My friend Kate knows exactly where to wear thongs. When she came to visit me when I was living in Darwin in 2002, one of the first things we did was head over to Woolies – the main one in town, the air-conditioned haven – so she could purchase a pair of thongs. In Darwin, where the temperature’s between 30 and 33 degrees most days of the year, they understand thongs, and don’t mind if you wear them to the pub, a restaurant, or even to a semi-formal occasion. Actually, that’s probably going too far. In Darwin, they know you shouldn’t wear thongs to a semi-formal occasion, so why don’t people in Sydney?
As we’re currently in the third summer of the thong, I would have thought by now a sensible thong etiquette would have emerged. That people would have begun to learn that thongs are fine for home, fine for the beach, probably even fine for a walk to the shops or if you find yourself unexpectedly in a pub near the beach, but that’s about it. Instead, we’ve had three summers in a row now where everywhere you look, there’s someone’s dirty scabby, fungal feet. And let me tell you, there are some very unattractive feet on display.
Feet that people somehow feel are okay to pick and clean right in front of you. Look around the average beer garden, or even slightly up-market Sydney pub and you’ll see what I mean. Blokes, in particular, who’ll slip off one thong, and crossing their legs in the bloke kind of way, will sit and pick their toes while they talk to you or cuddle their girlfriends.
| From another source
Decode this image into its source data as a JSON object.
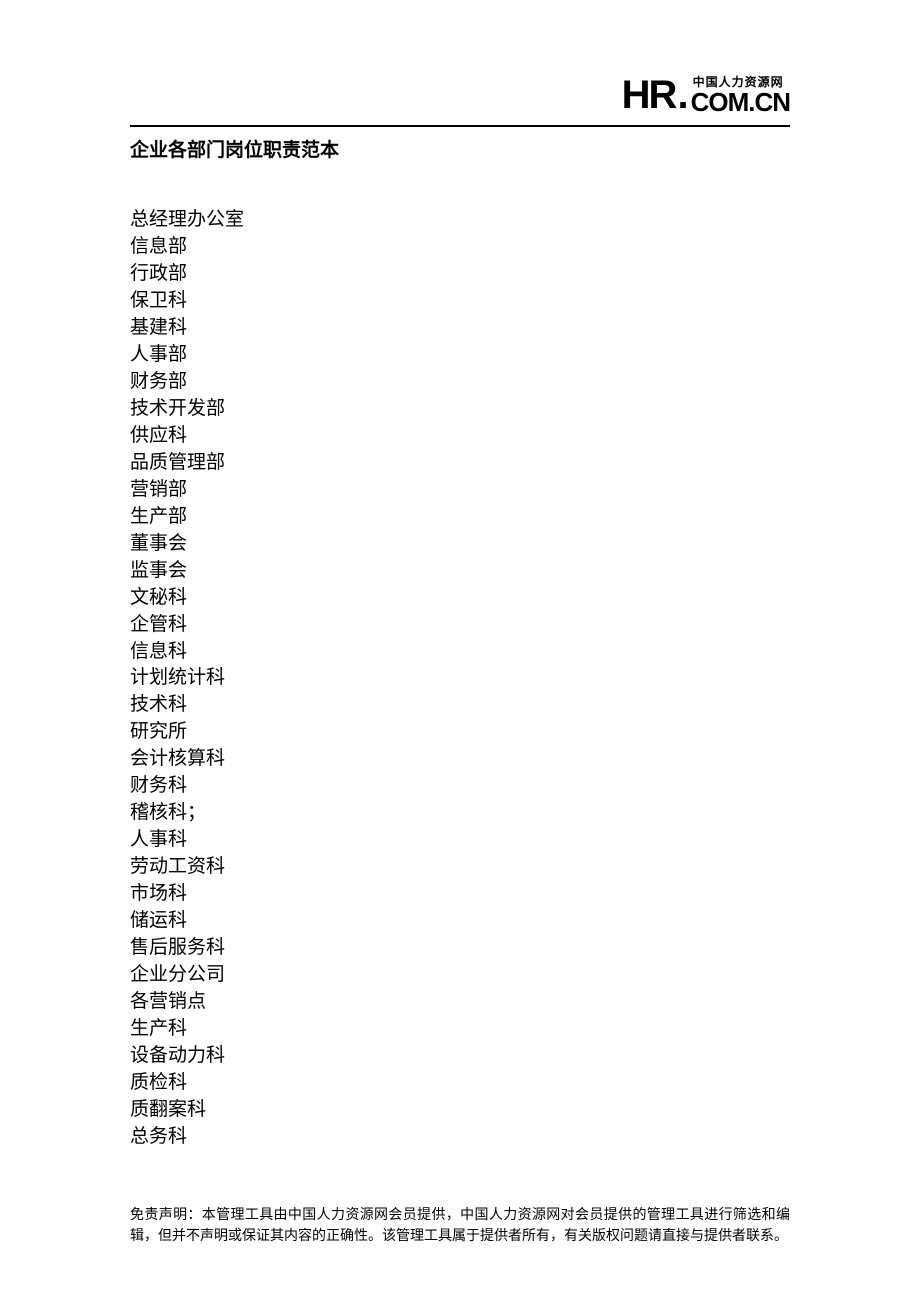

I think there’s also something very 50s/60s Australia about the thong, along with house dresses, clog shoes (okay they were 70s), and Malvern Star bikes. Probably because I’m old enough, I can remember the days when thongs were associated with yobbo bloke culture, Paul Hogan and the like, and where if you wore anything other than thongs you were a poofter. So yeah, maybe there’s an argument the thong has been reclaimed for a modern, more informal world? Don’t get me wrong, I love thongs, as you can seem and I feel they have a place but, for the purposes of fashion and hygiene, I’m hoping this will be Sydney’s last summer of the thong.